Start of Records provided
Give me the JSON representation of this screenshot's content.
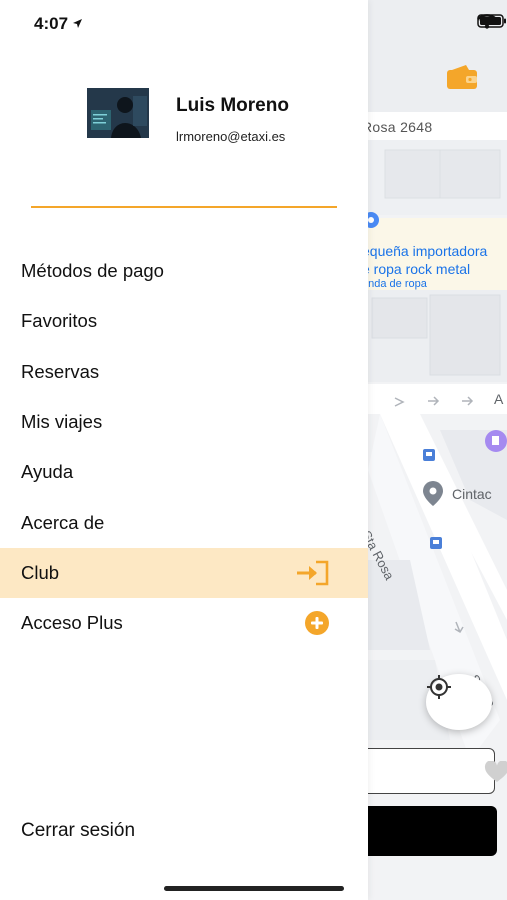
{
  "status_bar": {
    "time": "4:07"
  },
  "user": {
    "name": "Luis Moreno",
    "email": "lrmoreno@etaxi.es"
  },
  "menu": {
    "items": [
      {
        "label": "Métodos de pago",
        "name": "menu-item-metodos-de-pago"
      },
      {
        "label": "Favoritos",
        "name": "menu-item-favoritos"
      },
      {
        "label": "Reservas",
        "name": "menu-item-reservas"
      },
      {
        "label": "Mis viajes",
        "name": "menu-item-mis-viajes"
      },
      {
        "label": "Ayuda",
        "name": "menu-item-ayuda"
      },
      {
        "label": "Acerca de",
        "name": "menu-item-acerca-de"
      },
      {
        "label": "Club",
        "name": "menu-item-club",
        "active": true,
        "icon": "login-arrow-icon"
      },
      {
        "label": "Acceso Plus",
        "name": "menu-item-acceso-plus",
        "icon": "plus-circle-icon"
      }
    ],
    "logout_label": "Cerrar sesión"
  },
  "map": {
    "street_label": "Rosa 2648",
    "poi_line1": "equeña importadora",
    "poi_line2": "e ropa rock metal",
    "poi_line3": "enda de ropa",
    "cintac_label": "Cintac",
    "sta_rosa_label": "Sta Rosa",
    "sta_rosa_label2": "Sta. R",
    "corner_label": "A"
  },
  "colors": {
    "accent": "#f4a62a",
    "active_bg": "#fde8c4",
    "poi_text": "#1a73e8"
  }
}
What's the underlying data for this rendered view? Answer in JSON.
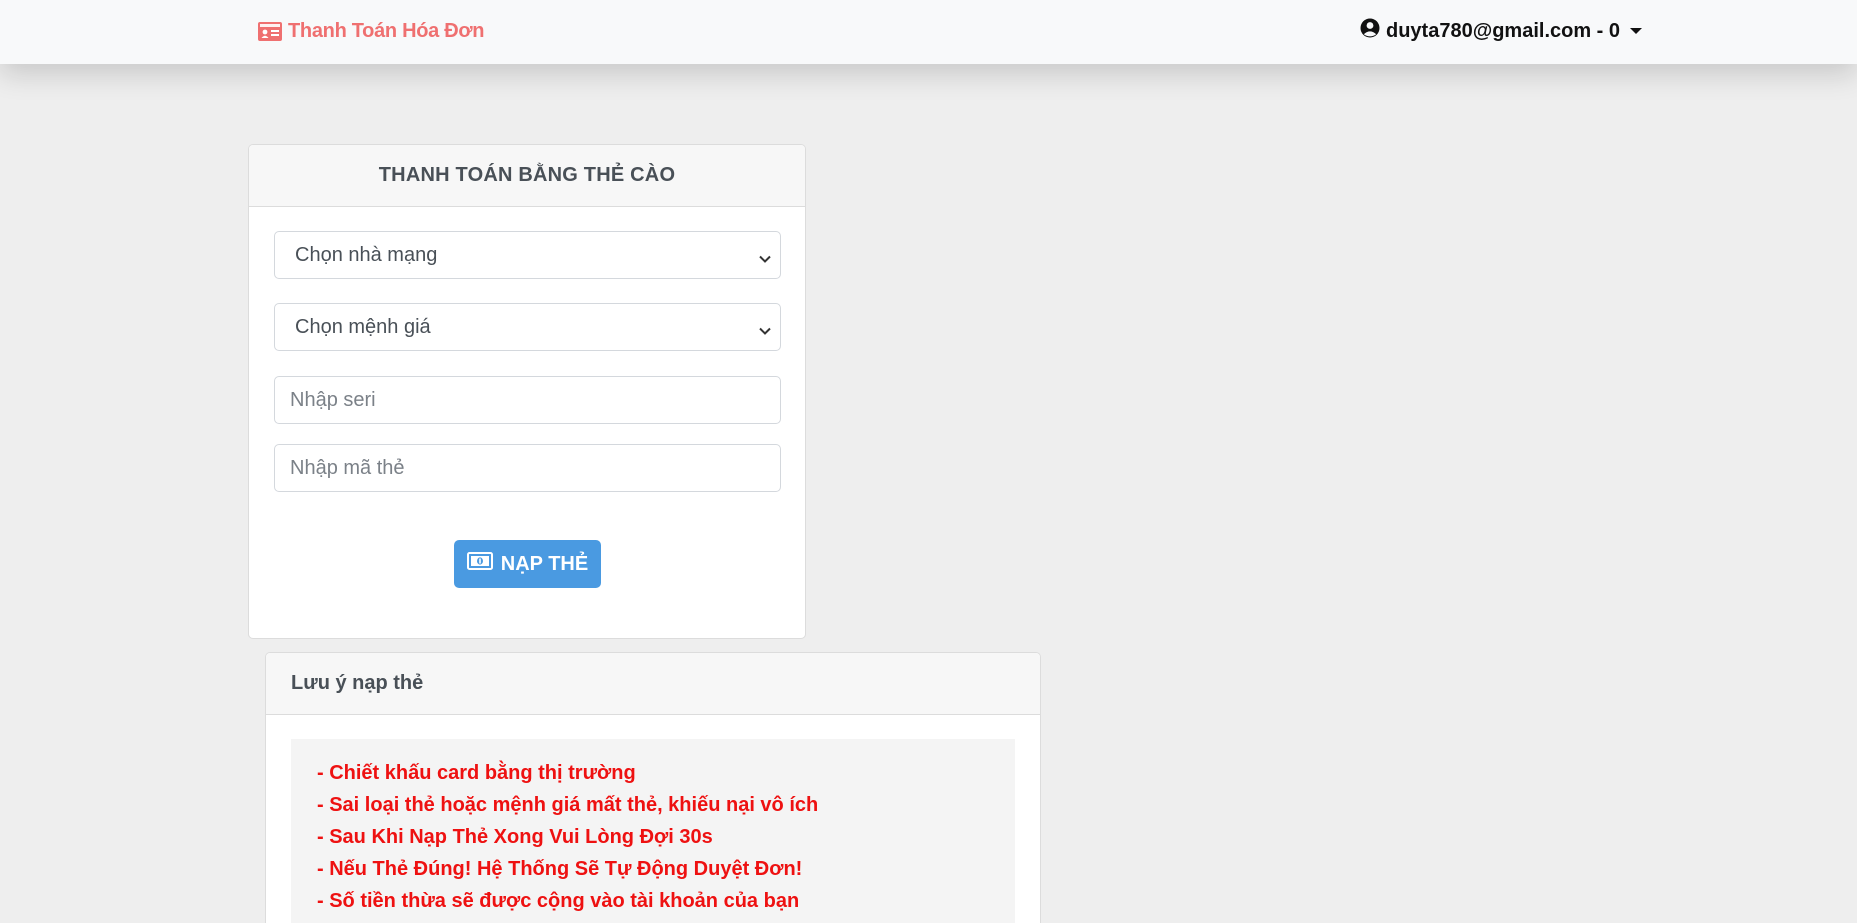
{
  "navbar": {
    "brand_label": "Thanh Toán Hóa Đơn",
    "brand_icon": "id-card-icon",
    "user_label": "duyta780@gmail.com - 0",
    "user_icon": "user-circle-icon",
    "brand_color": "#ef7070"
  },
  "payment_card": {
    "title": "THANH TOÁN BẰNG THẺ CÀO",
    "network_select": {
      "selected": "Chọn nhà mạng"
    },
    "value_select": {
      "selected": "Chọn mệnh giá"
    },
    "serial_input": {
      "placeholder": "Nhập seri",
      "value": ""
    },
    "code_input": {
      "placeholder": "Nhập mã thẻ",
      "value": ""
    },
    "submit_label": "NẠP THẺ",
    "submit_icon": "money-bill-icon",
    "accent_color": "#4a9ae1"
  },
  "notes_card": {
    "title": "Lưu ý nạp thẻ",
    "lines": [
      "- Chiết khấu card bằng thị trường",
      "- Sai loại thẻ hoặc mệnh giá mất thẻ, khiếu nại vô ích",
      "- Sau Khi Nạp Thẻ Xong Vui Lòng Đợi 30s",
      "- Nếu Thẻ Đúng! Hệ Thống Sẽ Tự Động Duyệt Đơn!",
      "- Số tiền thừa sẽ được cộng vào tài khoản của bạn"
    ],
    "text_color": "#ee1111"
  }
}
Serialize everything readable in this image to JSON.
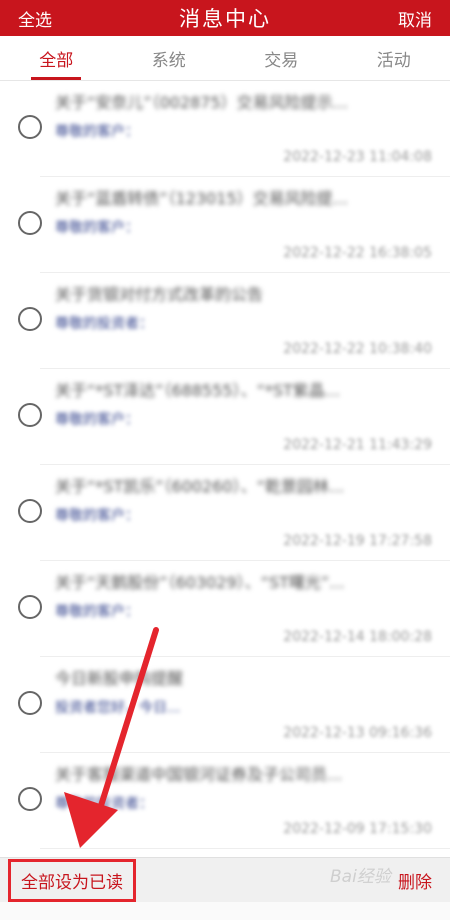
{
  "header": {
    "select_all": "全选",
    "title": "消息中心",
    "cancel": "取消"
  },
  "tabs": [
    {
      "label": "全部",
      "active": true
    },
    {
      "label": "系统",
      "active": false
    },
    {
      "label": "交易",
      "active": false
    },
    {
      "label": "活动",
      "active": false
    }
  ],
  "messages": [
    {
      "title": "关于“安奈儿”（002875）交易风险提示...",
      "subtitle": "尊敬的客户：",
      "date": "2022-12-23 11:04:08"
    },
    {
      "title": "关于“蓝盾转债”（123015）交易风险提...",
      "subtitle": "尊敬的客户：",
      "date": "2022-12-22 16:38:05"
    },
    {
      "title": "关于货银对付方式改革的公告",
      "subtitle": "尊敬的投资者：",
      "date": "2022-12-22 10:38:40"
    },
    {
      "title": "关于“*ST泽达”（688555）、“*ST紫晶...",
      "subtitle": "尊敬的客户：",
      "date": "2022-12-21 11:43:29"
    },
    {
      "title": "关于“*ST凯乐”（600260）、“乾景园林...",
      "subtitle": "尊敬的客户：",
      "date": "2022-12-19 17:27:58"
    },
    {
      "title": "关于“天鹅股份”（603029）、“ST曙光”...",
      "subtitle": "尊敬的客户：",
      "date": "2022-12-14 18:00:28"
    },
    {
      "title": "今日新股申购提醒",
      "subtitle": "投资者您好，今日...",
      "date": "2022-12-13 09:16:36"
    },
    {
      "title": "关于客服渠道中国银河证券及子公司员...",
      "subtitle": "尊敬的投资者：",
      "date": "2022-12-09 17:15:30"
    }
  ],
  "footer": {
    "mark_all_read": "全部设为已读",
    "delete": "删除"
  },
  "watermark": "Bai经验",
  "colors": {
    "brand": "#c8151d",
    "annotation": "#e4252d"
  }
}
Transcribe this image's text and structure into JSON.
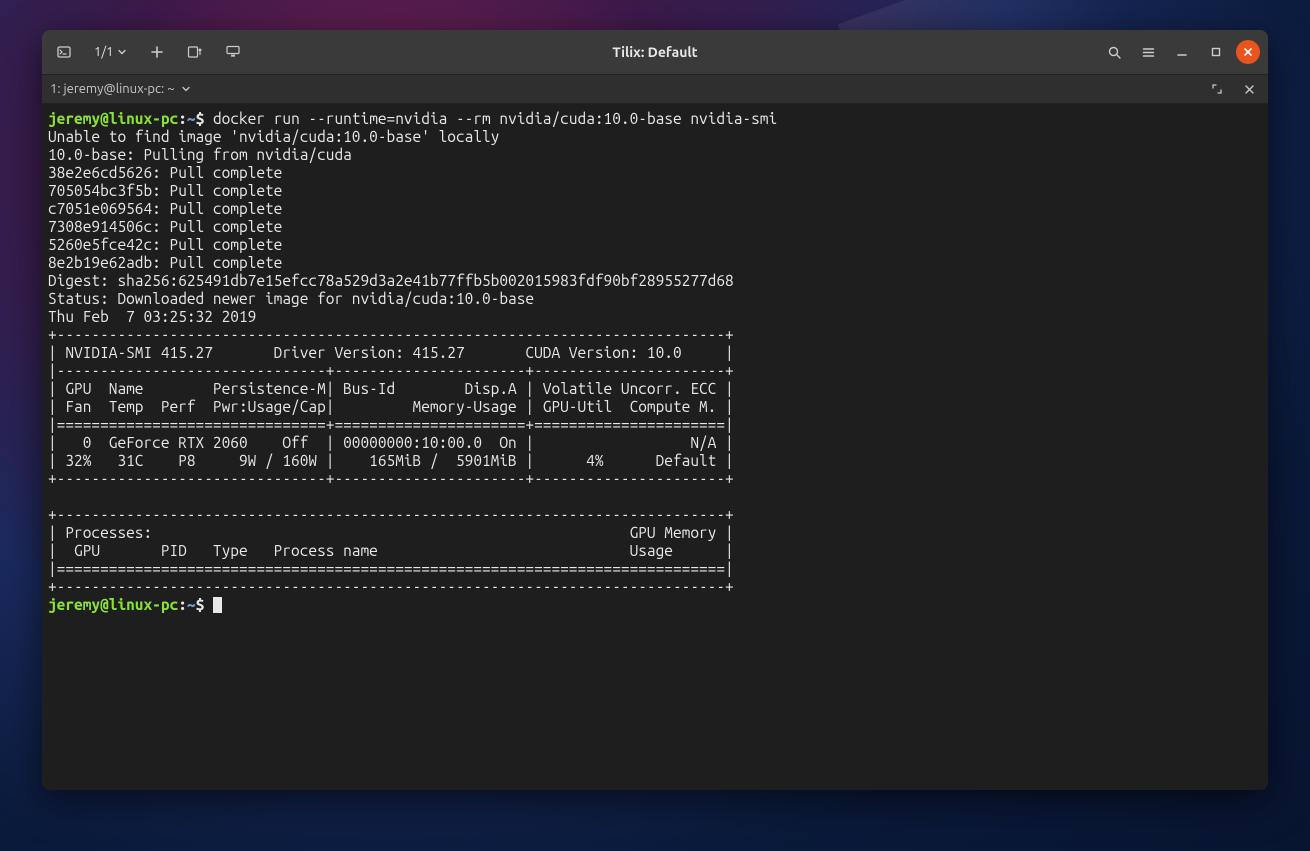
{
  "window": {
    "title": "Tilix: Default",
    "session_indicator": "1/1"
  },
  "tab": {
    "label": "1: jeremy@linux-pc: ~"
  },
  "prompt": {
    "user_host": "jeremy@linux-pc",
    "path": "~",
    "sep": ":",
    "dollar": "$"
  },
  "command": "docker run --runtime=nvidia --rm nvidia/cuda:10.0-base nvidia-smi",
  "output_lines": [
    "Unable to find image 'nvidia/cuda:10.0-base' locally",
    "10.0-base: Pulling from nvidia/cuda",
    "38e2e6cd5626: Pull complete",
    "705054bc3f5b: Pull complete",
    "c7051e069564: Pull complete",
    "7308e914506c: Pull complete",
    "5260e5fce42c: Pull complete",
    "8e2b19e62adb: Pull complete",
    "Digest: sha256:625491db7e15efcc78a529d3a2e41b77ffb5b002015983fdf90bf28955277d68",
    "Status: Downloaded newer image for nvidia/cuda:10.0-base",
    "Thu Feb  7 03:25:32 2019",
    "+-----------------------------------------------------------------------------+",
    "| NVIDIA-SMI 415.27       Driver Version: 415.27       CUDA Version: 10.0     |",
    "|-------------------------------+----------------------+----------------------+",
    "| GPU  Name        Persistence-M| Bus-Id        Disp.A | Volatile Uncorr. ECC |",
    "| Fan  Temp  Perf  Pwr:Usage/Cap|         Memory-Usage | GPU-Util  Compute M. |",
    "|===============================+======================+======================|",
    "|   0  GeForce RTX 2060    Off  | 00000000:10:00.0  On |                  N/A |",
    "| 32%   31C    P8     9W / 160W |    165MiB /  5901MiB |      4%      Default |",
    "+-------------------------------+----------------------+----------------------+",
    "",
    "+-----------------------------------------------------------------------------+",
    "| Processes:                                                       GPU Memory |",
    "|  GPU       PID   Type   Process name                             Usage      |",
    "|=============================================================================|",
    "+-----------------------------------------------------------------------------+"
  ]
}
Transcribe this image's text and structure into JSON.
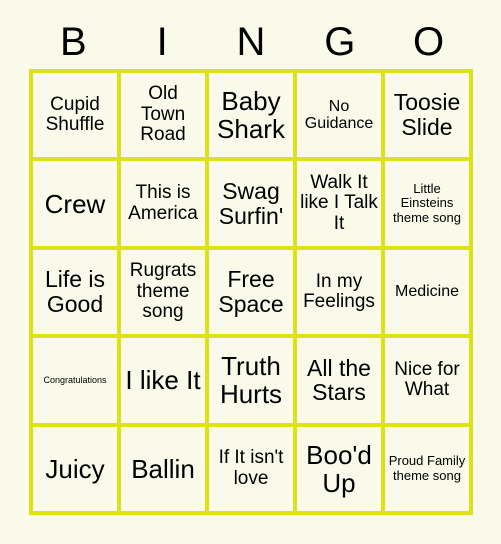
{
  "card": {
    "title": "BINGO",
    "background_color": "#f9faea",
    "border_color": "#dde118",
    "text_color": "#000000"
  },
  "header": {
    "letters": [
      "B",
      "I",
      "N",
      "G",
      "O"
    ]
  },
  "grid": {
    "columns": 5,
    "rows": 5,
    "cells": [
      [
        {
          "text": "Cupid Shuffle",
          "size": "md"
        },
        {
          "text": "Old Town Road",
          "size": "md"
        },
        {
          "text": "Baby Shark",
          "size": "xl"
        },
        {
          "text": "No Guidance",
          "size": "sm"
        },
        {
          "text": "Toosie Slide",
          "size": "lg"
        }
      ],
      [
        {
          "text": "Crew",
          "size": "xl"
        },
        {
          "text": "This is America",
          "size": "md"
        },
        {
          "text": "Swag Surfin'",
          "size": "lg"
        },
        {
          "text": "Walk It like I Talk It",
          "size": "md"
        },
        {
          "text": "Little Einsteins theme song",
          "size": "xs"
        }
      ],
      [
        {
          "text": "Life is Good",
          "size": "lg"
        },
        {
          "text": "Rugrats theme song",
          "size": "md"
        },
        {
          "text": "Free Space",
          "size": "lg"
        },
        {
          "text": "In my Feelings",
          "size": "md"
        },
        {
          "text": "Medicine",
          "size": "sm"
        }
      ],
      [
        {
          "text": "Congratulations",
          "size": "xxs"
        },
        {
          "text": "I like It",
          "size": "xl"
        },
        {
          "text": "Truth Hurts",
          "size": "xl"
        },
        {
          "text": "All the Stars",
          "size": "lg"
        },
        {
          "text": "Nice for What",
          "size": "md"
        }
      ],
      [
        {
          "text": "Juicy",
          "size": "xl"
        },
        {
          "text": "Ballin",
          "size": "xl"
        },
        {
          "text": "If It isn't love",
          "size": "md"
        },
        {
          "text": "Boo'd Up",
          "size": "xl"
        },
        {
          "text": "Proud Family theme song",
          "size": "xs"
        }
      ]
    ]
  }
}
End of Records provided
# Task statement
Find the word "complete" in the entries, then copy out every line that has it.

# Solution to this problem
    "38e2e6cd5626: Pull complete",
    "705054bc3f5b: Pull complete",
    "c7051e069564: Pull complete",
    "7308e914506c: Pull complete",
    "5260e5fce42c: Pull complete",
    "8e2b19e62adb: Pull complete",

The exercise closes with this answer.